When it comes to conversations around youth, sexuality and gender, today’s parents have a lot to consider beyond just the birds and the bees.

Kids have more access to information than ever before, and that can lead to overexposure to topics surrounding sexuality. But curiosity is part of childhood, and questions around things like gender identity and sexual orientation are completely normal. They’re also much easier to navigate when parents go in with a plan.

If you’re a parent who’s struggling to keep up, you’re not alone. Fortunately, there are a lot of resources that can be useful as you figure out how to broach topics related to youth and sexuality, and especially as your child starts to ask you some questions you may not know how to address.

Here’s why these conversations need to happen, plus some helpful tips and resources regarding specific definitions and more.

Why It’s Important to Talk to Kids About Sexuality

Kids talk. Whether it’s at school or on social media, your kid is almost certainly going to be exposed to topics around sexuality.

When you talk to your kids openly and honestly about topics like gender identity and sexual orientation, you do more than just clear up any confusion they might be having. These conversations help build trust in your household, and ensure your child is properly informed about things they’re likely to hear about. It also increases the chance that they feel safe with you, and safe coming to you with other important questions.

How to Talk to Your Child About Gender Identity and Sexual Orientation

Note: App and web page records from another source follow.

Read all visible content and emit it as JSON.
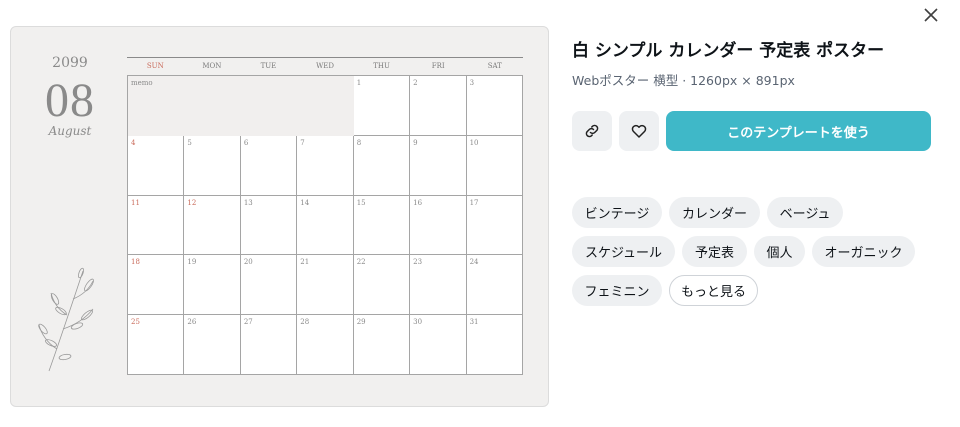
{
  "calendar": {
    "year": "2099",
    "month_number": "08",
    "month_name": "August",
    "weekdays": [
      "SUN",
      "MON",
      "TUE",
      "WED",
      "THU",
      "FRI",
      "SAT"
    ],
    "memo_label": "memo",
    "first_row_days": [
      "1",
      "2",
      "3"
    ],
    "weeks": [
      [
        "4",
        "5",
        "6",
        "7",
        "8",
        "9",
        "10"
      ],
      [
        "11",
        "12",
        "13",
        "14",
        "15",
        "16",
        "17"
      ],
      [
        "18",
        "19",
        "20",
        "21",
        "22",
        "23",
        "24"
      ],
      [
        "25",
        "26",
        "27",
        "28",
        "29",
        "30",
        "31"
      ]
    ],
    "accent_color": "#c96a5a"
  },
  "info": {
    "title": "白 シンプル カレンダー 予定表 ポスター",
    "subtitle": "Webポスター 横型 · 1260px × 891px"
  },
  "actions": {
    "link_icon": "link-icon",
    "heart_icon": "heart-icon",
    "use_template_label": "このテンプレートを使う",
    "accent_color": "#3fb8c8"
  },
  "tags": [
    "ビンテージ",
    "カレンダー",
    "ベージュ",
    "スケジュール",
    "予定表",
    "個人",
    "オーガニック",
    "フェミニン"
  ],
  "more_label": "もっと見る"
}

The less sure you are of how to handle a conversation, the more you should prepare. Here are some things to keep in mind as you figure out how to talk to your child about gender identity, sexual orientation, and other topics related to youth and sexuality.

  • Educate yourself – You can’t teach what you don’t know. Make sure you’ve got the basics down, and consider familiarizing yourself with demonstrations about sexual orientation and gender identity so you can answer appropriately, or at least in a more informed way.
  • Ask your child what they know – Start the conversation by getting a feel for what your child already knows about the topic. This is a good jumping off point, and also a chance to learn if they have any misconceptions.
  • No preaching – A conversation is not the same as a lecture. Keep opinions out of the equation if you can, aside from highlighting the importance of acceptance.
  • Be an active listener – Don’t let it be a one-sided discussion. Listen in addition to talking, and let your child know that no questions are off limits.
  • Be loving – Remaining loving and accepting is the ultimate tip for having this conversation (and others like it). Though this may be an unnerving conversation to have, it’s one that can have lasting impact on how a child sees themselves and others, and how they treat themselves and others.

Resources for Parents: Gender Identity vs. Sexual Orientation

Good conversations start with education. There are many resources explaining sexuality to children that may be helpful to you, but make sure to brush up on your own understanding too—including definitions of these main terms and those that fall within the umbrellas of each.

Gender Identity

Gender identity is an individual’s concept of self and how they perceive their gender, which includes male, female, a blend of the two, or neither. An individual’s gender identity can be the same or different from the sex assigned to them at birth. To give an example, a person who identifies as their biological sex is cisgender, while a person who identifies as a gender that is not the same as their biological sex is transgender.

Sexual Orientation

Sexual orientation refers to the emotional, physical, and/or romantic attraction to another person. A person may be straight (heterosexual), gay, lesbian, bisexual (attracted to more than one gender), asexual (a person who does not experience sexual attraction), and other orientations. When discussing sexual orientation, avoid the term “sexual preference,” as this can indicate orientation is a choice, among other things.

It’s also important to note that these terms often have variations that depend on an individual’s preferences, and we are only listing terminologies that are more widely heard. For supplemental information regarding both gender identity and sexual orientation, including a complete definitions guide and terms and labels to avoid, visit glaad.org or HRC.org or see our infographic below.

In need of additional resources? Gender Spectrum and KidsHealth.org are great places to look. Our team at Retreat Family is also available to provide support and has lots of tools that can help you navigate these conversations.